The Shift Project, a research initiative sponsored by the University of California-Berkeley, found that people who are employed within the food and service industry — i.e. shift jobs — face negative health and quality of life effects of not working set hours during a set work week. It’s common for shift workers to work days or evenings, weekdays or weekends, at the whim of a scheduling manager. A fullof the survey respondents said that they had little to no say over what their schedule looks like, with two-thirds having no clue what their schedules would look like two weeks out. Approximately 1 in 6 people were given less than three days’ notice of when they would be working.
Based on survey results from 30,000 participating shift workers, the researchers at the Shift Project were able to compare how employees — some who held the same positions within the same company and brought home the same paycheck — and their families were affected by an individual’s unpredictable schedule. For individuals, it’s not just a matter of inconvenience. “We’re talking about serious deprivation from relentlessly unstable paychecks,” Daniel Schneider, a lead researcher with the project, told the .
All hourly shift workers are more likely to experience negative life outcomes than a typical 9-to-5er, with any shift work being associated with hunger, inability to pay bills and arrange childcare, housing loss, and health effects like poor sleep quality, high stress, and a general sense of poor health. But people who work unpredictable schedules, even when their hours and pay resembled those of their colleagues, were twice as likely to experience these effects than if they’d had set hours. As for their families, children of shift workers were more likely to be left home alone without adequate supervision or socialization and were more apt to act out in school or at home.
The researchers chalked up the correlation between race/gender and schedule predictability to plain old discrimination; unsurprisingly, white men had the most predictable schedules, whereas Latinas and black women had the most erratic ones. This discrepancy was typically due to managers giving preference to their white employees, something that was more likely to happen when a manager was a different race than their nonwhite employee.
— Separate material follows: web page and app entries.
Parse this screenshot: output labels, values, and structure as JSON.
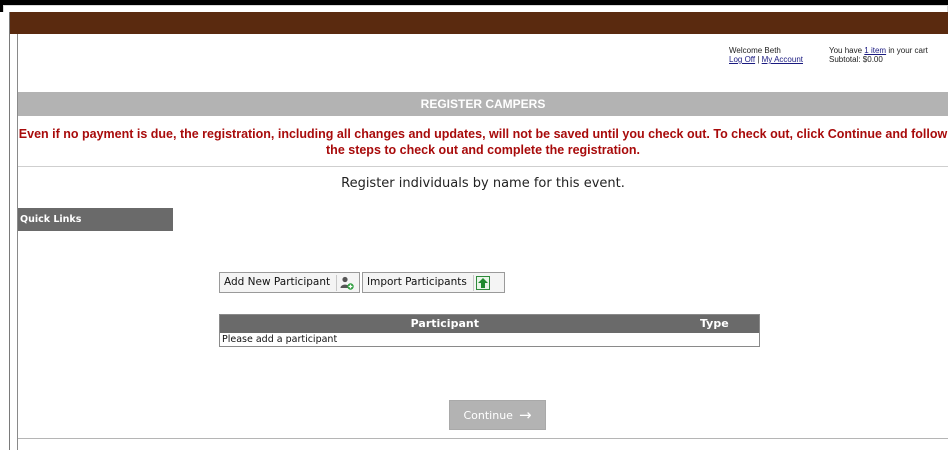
{
  "account": {
    "welcome": "Welcome Beth",
    "log_off": "Log Off",
    "separator": "|",
    "my_account": "My Account",
    "cart_prefix": "You have ",
    "cart_link": "1 item",
    "cart_suffix": " in your cart",
    "subtotal": "Subtotal: $0.00"
  },
  "section_title": "REGISTER CAMPERS",
  "warning_text": "Even if no payment is due, the registration, including all changes and updates, will not be saved until you check out. To check out, click Continue and follow the steps to check out and complete the registration.",
  "instruction": "Register individuals by name for this event.",
  "quick_links": "Quick Links",
  "buttons": {
    "add_participant": "Add New Participant",
    "import_participants": "Import Participants",
    "continue": "Continue",
    "continue_arrow": "→"
  },
  "table": {
    "headers": [
      "Participant",
      "Type"
    ],
    "empty_message": "Please add a participant"
  },
  "colors": {
    "header_band": "#5a2a0f",
    "section_bar": "#b3b3b3",
    "warning": "#a80b0b",
    "dark_bar": "#6a6a6a"
  }
}
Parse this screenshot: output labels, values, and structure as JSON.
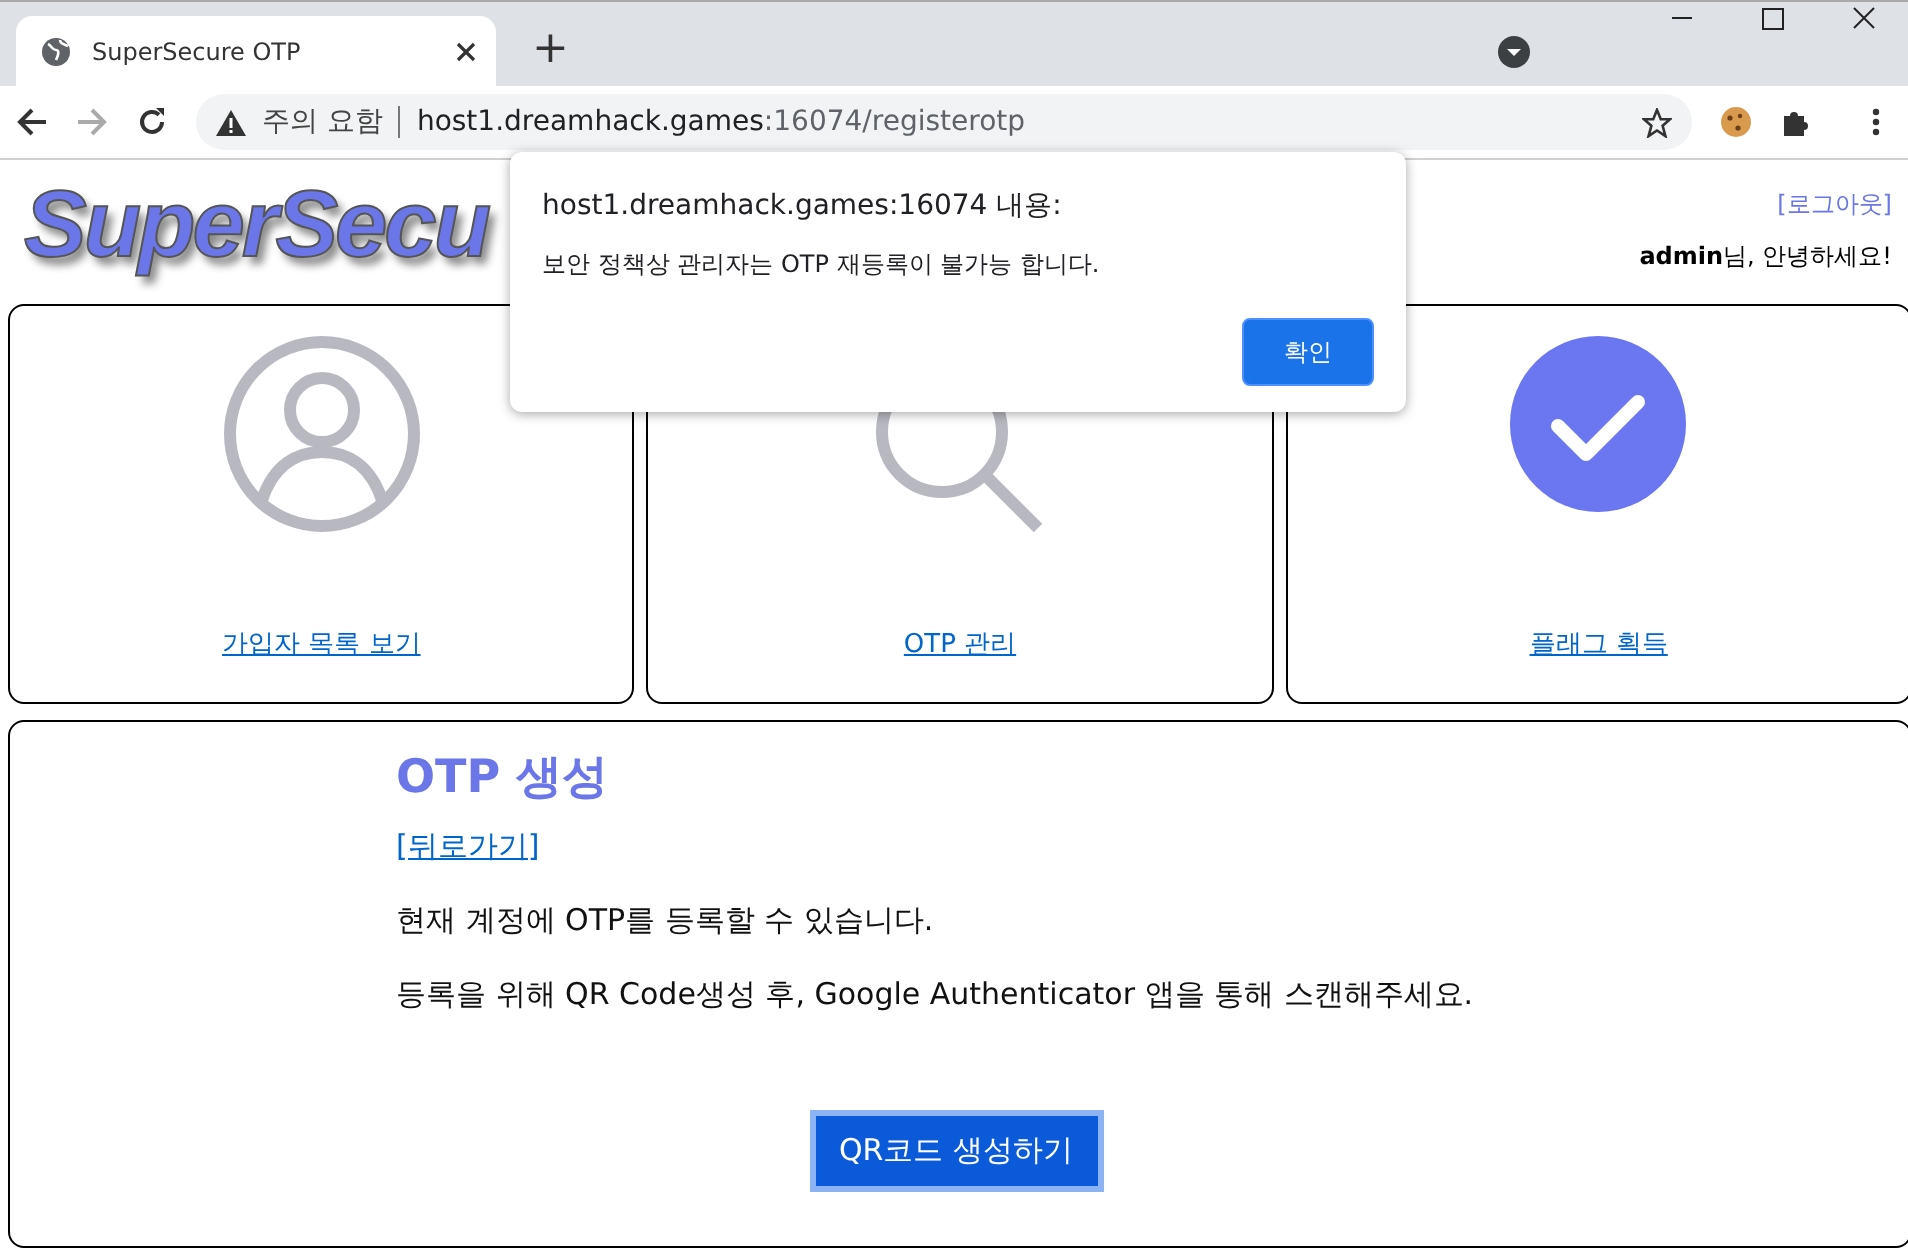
{
  "browser": {
    "tab_title": "SuperSecure OTP",
    "new_tab": "+",
    "security": "주의 요함",
    "url_host": "host1.dreamhack.games",
    "url_rest": ":16074/registerotp"
  },
  "header": {
    "logo": "SuperSecu",
    "logout": "[로그아웃]",
    "greeting": "**admin**님, 안녕하세요!"
  },
  "cards": [
    {
      "kind": "user",
      "label": "가입자 목록 보기"
    },
    {
      "kind": "search",
      "label": "OTP 관리"
    },
    {
      "kind": "check",
      "label": "플래그 획득"
    }
  ],
  "section": {
    "title": "OTP 생성",
    "back_link": "[뒤로가기]",
    "paragraphs": [
      "현재 계정에 OTP를 등록할 수 있습니다.",
      "등록을 위해 QR Code생성 후, Google Authenticator 앱을 통해 스캔해주세요."
    ],
    "button": "QR코드 생성하기"
  },
  "dialog": {
    "title": "host1.dreamhack.games:16074 내용:",
    "message": "보안 정책상 관리자는 OTP 재등록이 불가능 합니다.",
    "button": "확인"
  }
}
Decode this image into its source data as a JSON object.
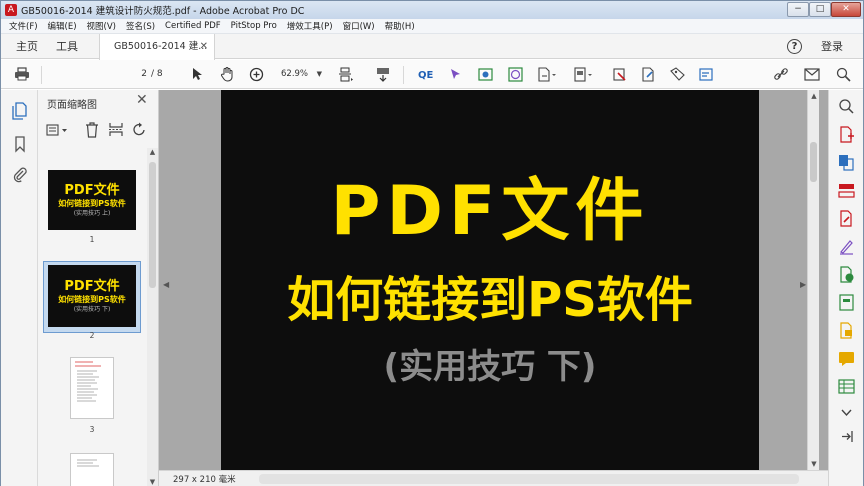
{
  "window": {
    "title": "GB50016-2014 建筑设计防火规范.pdf - Adobe Acrobat Pro DC",
    "app_icon_glyph": "A",
    "minimize_glyph": "−",
    "maximize_glyph": "□",
    "close_glyph": "✕"
  },
  "menu": {
    "items": [
      "文件(F)",
      "编辑(E)",
      "视图(V)",
      "签名(S)",
      "Certified PDF",
      "PitStop Pro",
      "增效工具(P)",
      "窗口(W)",
      "帮助(H)"
    ]
  },
  "tabs": {
    "home": "主页",
    "tools": "工具",
    "document": "GB50016-2014 建...",
    "close_glyph": "✕",
    "help_glyph": "?",
    "login": "登录"
  },
  "toolbar": {
    "page_current": "2",
    "page_total": "/ 8",
    "zoom": "62.9%",
    "zoom_caret": "▼",
    "icons": [
      "print-icon",
      "select-arrow-icon",
      "hand-icon",
      "zoom-in-icon",
      "fit-page-icon",
      "scroll-mode-icon",
      "quarkxpress-icon",
      "pen-tool-icon",
      "image-icon",
      "globe-icon",
      "export-icon",
      "document-icon",
      "stamp-icon",
      "edit-icon",
      "comment-icon",
      "form-icon",
      "link-icon",
      "mail-icon",
      "search-icon"
    ]
  },
  "thumbnails_panel": {
    "title": "页面缩略图",
    "close_glyph": "✕",
    "thumbs": [
      {
        "number": "1",
        "line1": "PDF文件",
        "line2": "如何链接到PS软件",
        "line3": "(实用技巧 上)"
      },
      {
        "number": "2",
        "line1": "PDF文件",
        "line2": "如何链接到PS软件",
        "line3": "(实用技巧 下)"
      },
      {
        "number": "3"
      }
    ],
    "scroll_up": "▲",
    "scroll_down": "▼"
  },
  "page": {
    "line1": "PDF文件",
    "line2": "如何链接到PS软件",
    "line3": "(实用技巧 下)",
    "text_color": "#ffe100",
    "subtext_color": "#8c8c8c",
    "background": "#0d0d0d"
  },
  "docarea": {
    "collapse_left": "◀",
    "collapse_right": "▶",
    "scroll_up": "▲",
    "scroll_down": "▼"
  },
  "status": {
    "page_size": "297 x 210 毫米"
  },
  "colors": {
    "accent_blue": "#2c6fbd",
    "acrobat_red": "#c8181f"
  }
}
Of course, we’d be remiss to note that managers were way more likely to be white.
The implications of this study should resonate beyond the service industry. More jobs are becoming less predictable or stable. Jobs may be more flexible nowadays with the help of technology, but more people are working jobs that require them to be on call — take social media managers, for example. Independent contractors who work in the gig economy are also subject to unpredictable hours, whether due to the requirements of their job or to their own financial needs.